“The thing I enjoy most about this job is the people I get to help. It’s really a privilege to be able to sit down with people, listen to their issues or their problems and then go out and help them get it taken care of. When someone calls me I get the greatest satisfaction being able to call someone back and tell them their problem is resolved, that’s the best part of this job and what I am going to miss the most.”
SOME DISSAPPOINTMENTS – TAXES AND PRIVITIZATION
“I was never a proponent of raising taxes in the city. I know sometimes that’s not possible, but there are a lot of things left on the table that could have been cut in the last six years. In a bad economy, we have a lot of people who have lost their homes due to job loss. People are having a really tough time, whether you believe it or not. I don’t believe the economy has come back at all.

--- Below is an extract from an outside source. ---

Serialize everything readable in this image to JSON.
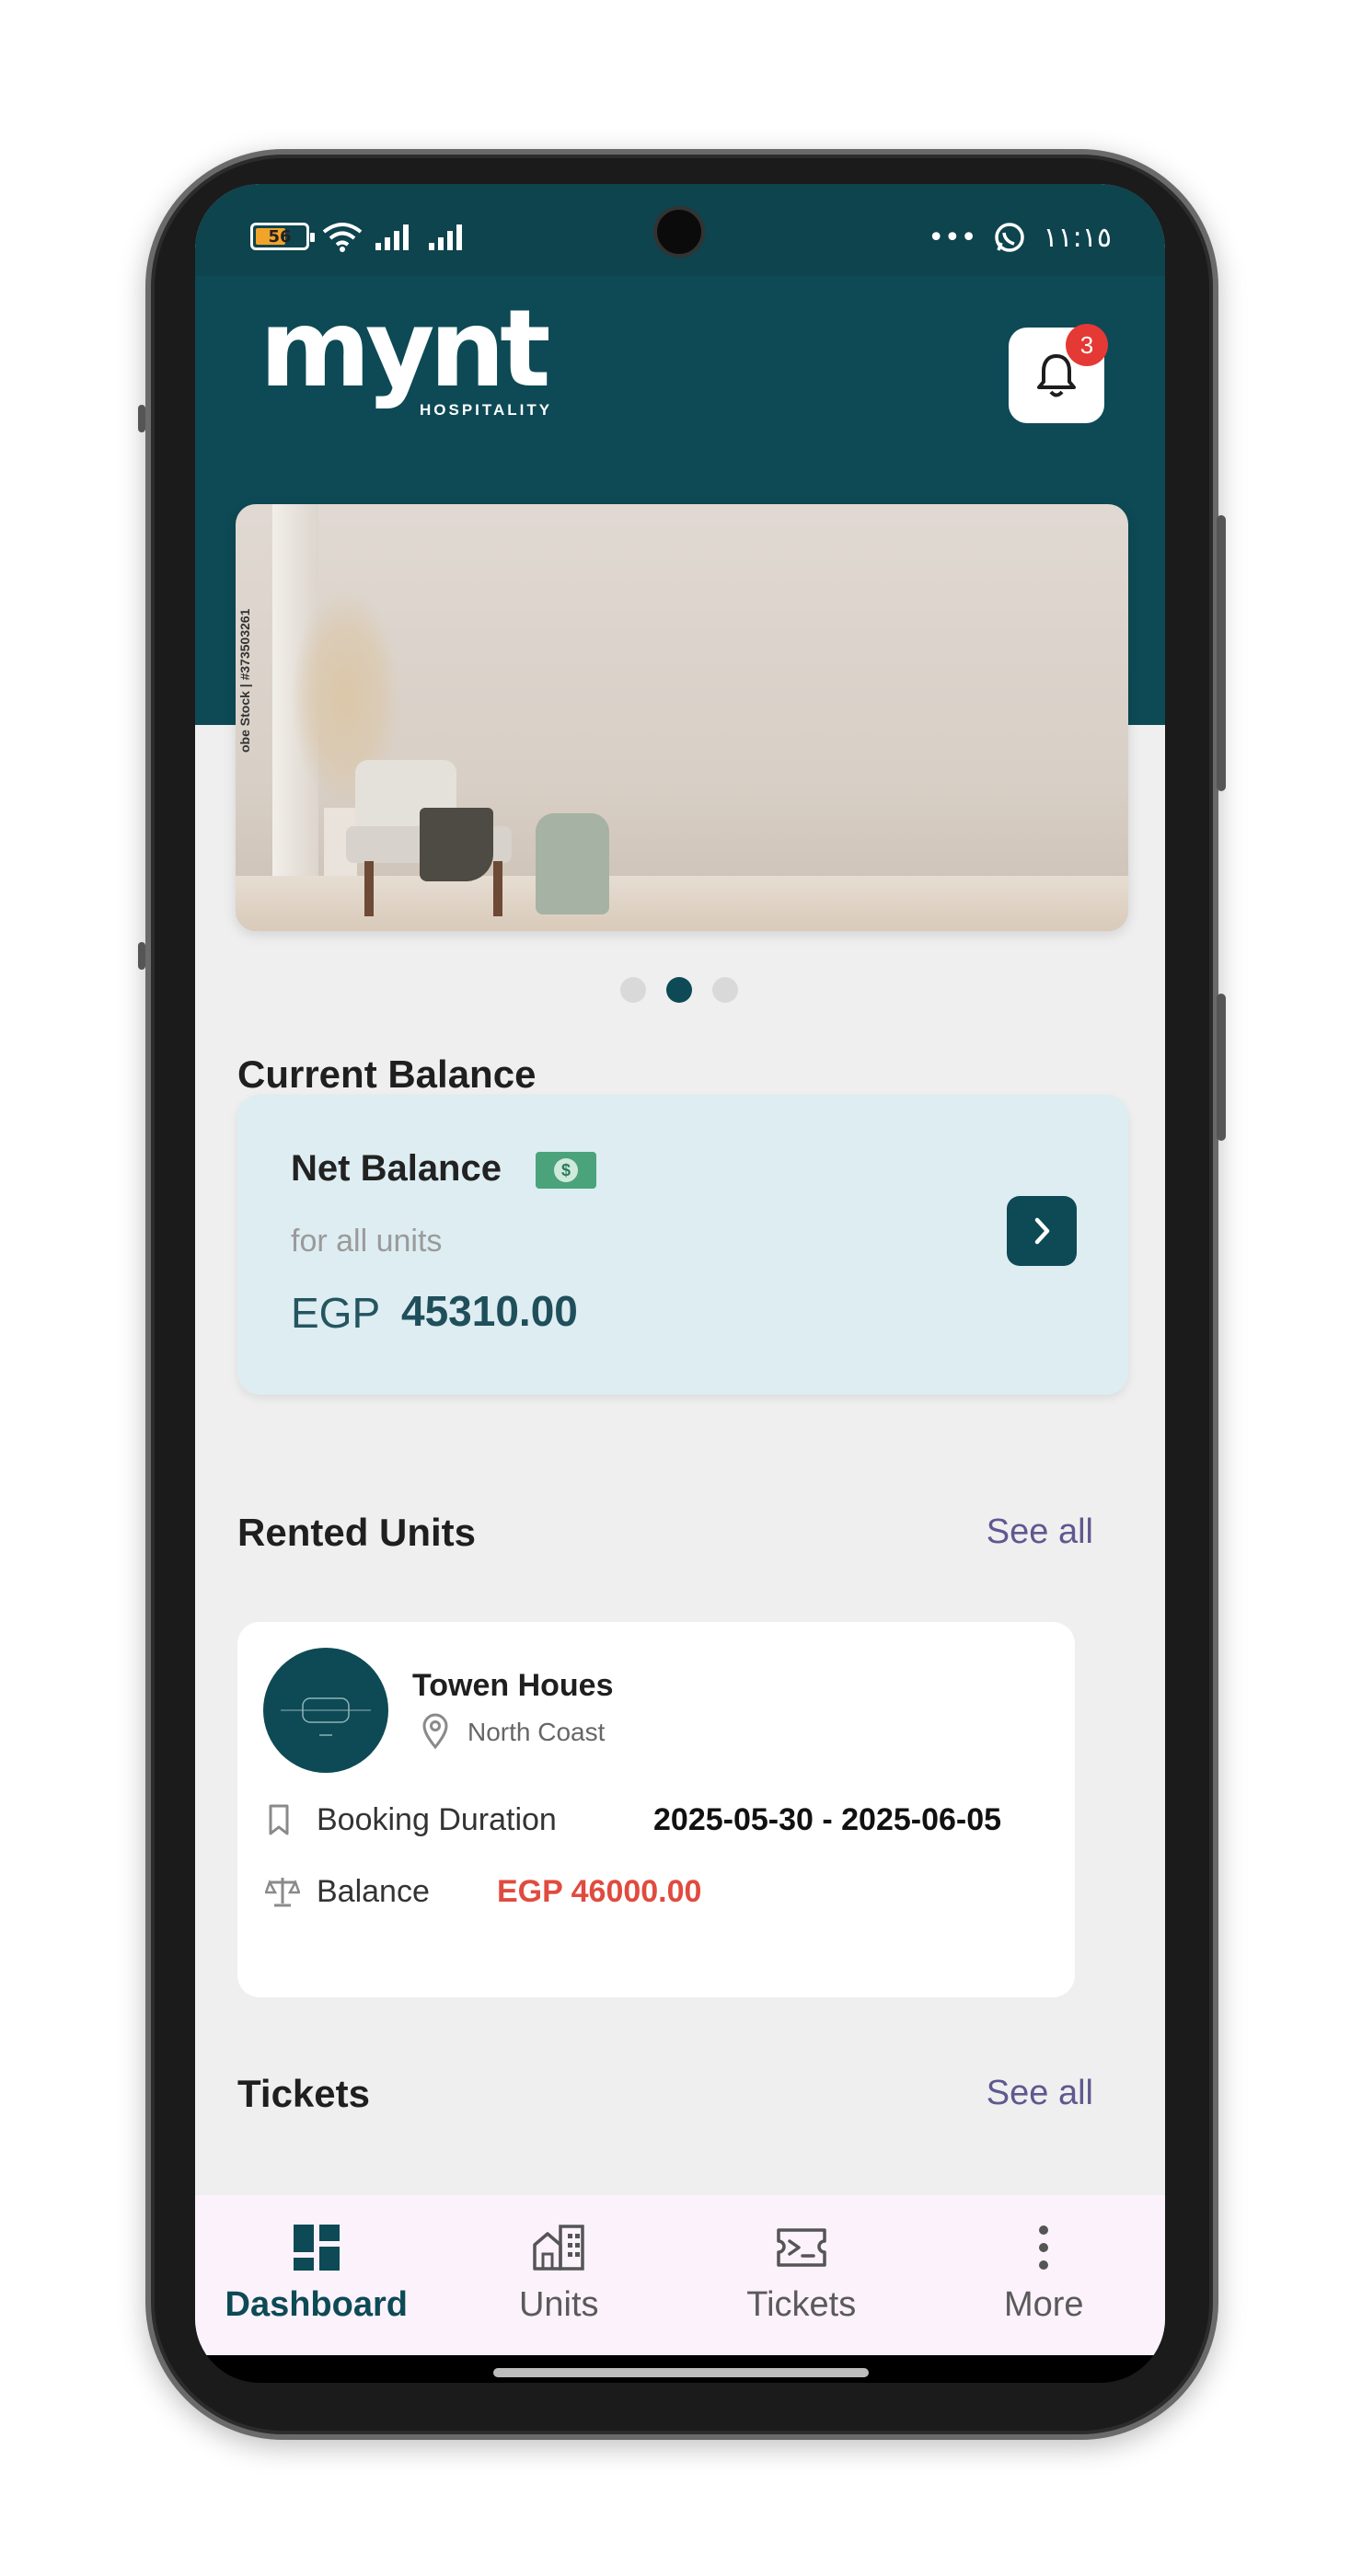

I don’t see it. Every day there are a few more foreclosures in Methuen.”
“In the last election Ron Marsan, myself and Pat Uliano pledged not to raise taxes, and I have kept my word. I did not vote for one budget that increased taxes. When employee contracts came before us a few months ago, I think it was about 8 or so contracts, the laborers, the DPW, etc., … myself and Ron Marsan were the only ones who voted against those contracts. The cops got 11% raise, the fire department got a 10% raise and I voted against all of them because there isn’t enough money and I don’t want to raise taxes. Our taxes are going up this year because of that spending. It’s tough because you have to support public safety, but you also have to live within your means and I don’t think the contracts that were passed do that.”
Pappalardo has been on the losing end of a lot of votes on the city council, something she said she also finds disappointing.

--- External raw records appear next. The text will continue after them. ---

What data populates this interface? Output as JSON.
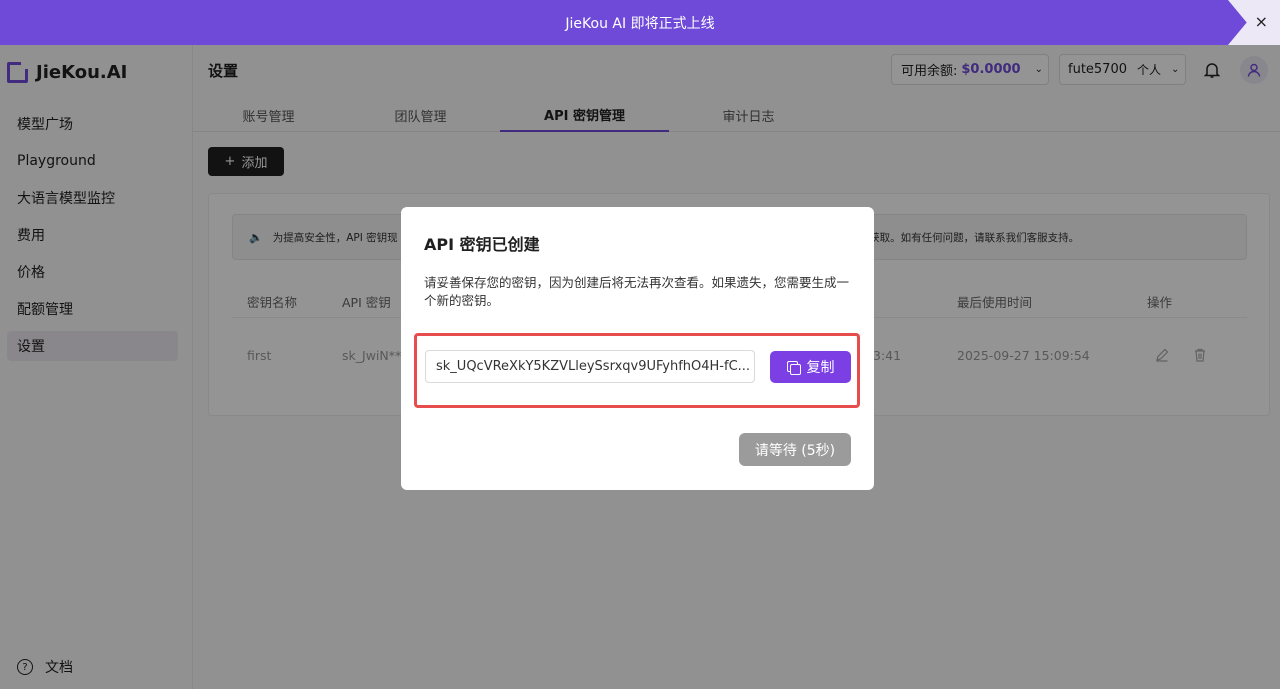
{
  "banner": {
    "text": "JieKou AI 即将正式上线",
    "close_label": "×"
  },
  "brand": {
    "name": "JieKou.AI",
    "accent": "#6f4ad9"
  },
  "sidebar": {
    "items": [
      {
        "label": "模型广场"
      },
      {
        "label": "Playground"
      },
      {
        "label": "大语言模型监控"
      },
      {
        "label": "费用"
      },
      {
        "label": "价格"
      },
      {
        "label": "配额管理"
      },
      {
        "label": "设置",
        "active": true
      }
    ],
    "docs_label": "文档"
  },
  "header": {
    "title": "设置",
    "balance_label": "可用余额:",
    "balance_value": "$0.0000",
    "username": "fute5700",
    "account_type": "个人"
  },
  "tabs": [
    {
      "label": "账号管理"
    },
    {
      "label": "团队管理"
    },
    {
      "label": "API 密钥管理",
      "active": true
    },
    {
      "label": "审计日志"
    }
  ],
  "toolbar": {
    "add_label": "添加"
  },
  "notice": {
    "text_left": "为提高安全性，API 密钥现",
    "text_right": "法再次获取。如有任何问题，请联系我们客服支持。"
  },
  "table": {
    "headers": [
      "密钥名称",
      "API 密钥",
      "最后使用时间",
      "操作"
    ],
    "rows": [
      {
        "name": "first",
        "key": "sk_JwiN**",
        "created_tail": "3:41",
        "last_used": "2025-09-27 15:09:54"
      }
    ]
  },
  "modal": {
    "title": "API 密钥已创建",
    "description": "请妥善保存您的密钥，因为创建后将无法再次查看。如果遗失，您需要生成一个新的密钥。",
    "key_value": "sk_UQcVReXkY5KZVLleySsrxqv9UFyhfhO4H-fC...",
    "copy_label": "复制",
    "wait_label": "请等待 (5秒)"
  }
}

“I am very disappointed in what just took place in the last year since January. I am very disappointed we didn’t privatize the IT (Internet and Technology) Department. There were so many obstacles put in our way, we could have saved a lot of dollars long term. Mayor Zanni was 100% on the money when he tried to privatize. There were so many obstacles he had to face.”
“We wouldn’t have to pay sick time, vacation time, health insurance, etc. Every other city has to tighten their belts because the economy in the whole country is horrible. It’s never going to be where it was five years ago and people have to understand that when times get worse, all this spending we do now will cripple us down the road because I don’t see a great recovery for this economy. Things are not going to get better financially, they are going to get worse, and this country is in real trouble. We need to remember that when we are in charge of spending other people’s money.”

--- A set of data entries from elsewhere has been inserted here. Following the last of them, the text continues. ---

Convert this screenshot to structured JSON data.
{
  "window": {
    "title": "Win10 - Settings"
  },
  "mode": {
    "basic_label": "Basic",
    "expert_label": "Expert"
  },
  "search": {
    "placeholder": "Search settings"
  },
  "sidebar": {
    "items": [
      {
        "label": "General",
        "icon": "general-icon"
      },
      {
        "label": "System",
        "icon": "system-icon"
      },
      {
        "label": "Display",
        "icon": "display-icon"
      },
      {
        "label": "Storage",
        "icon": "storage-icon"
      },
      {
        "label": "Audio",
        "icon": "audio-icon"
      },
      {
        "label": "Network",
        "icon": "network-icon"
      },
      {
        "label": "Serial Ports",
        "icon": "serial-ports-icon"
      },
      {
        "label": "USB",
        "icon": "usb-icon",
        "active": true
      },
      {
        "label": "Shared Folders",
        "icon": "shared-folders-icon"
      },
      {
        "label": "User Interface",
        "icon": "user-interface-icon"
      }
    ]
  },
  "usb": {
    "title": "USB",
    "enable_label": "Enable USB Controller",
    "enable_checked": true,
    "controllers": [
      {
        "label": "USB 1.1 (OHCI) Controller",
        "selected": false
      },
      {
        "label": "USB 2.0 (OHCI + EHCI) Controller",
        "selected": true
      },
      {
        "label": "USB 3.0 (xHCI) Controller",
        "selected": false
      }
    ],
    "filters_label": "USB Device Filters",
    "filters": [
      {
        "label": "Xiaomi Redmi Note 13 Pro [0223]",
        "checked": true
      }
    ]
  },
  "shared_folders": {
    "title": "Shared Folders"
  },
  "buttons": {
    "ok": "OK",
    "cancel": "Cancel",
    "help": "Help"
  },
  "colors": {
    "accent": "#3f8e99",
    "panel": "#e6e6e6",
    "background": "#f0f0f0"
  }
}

“I’m all for smaller government, whether it is city or state, right up the White House. We need small government, but nobody seems to want to tighten their belt and make a sacrifice. Everyone is out to get the vote by spending tax money on programs for this group and that group. But, I went door to door in every election and people kept telling me over and over that we need to cut taxes. We need to stop spending. I agree with them. I tried for six years but you need five votes to win, and I didn’t have the five votes. I tried my best and in the last three elections it showed in the votes I got that people want lower taxes. I am just disappointed I didn’t have much help from the other councilors.”
Pappalardo says she is taking at least two years off to relax and travel.
“If in fact, I decide to come back, that’s a few years away. So, when the time comes I will make that decision. I never say never, but it’s not my intention right now. Right now, my husband and my dog, Samuel, are looking forward to spending more time with me, and that’s something I am looking forward to as well.”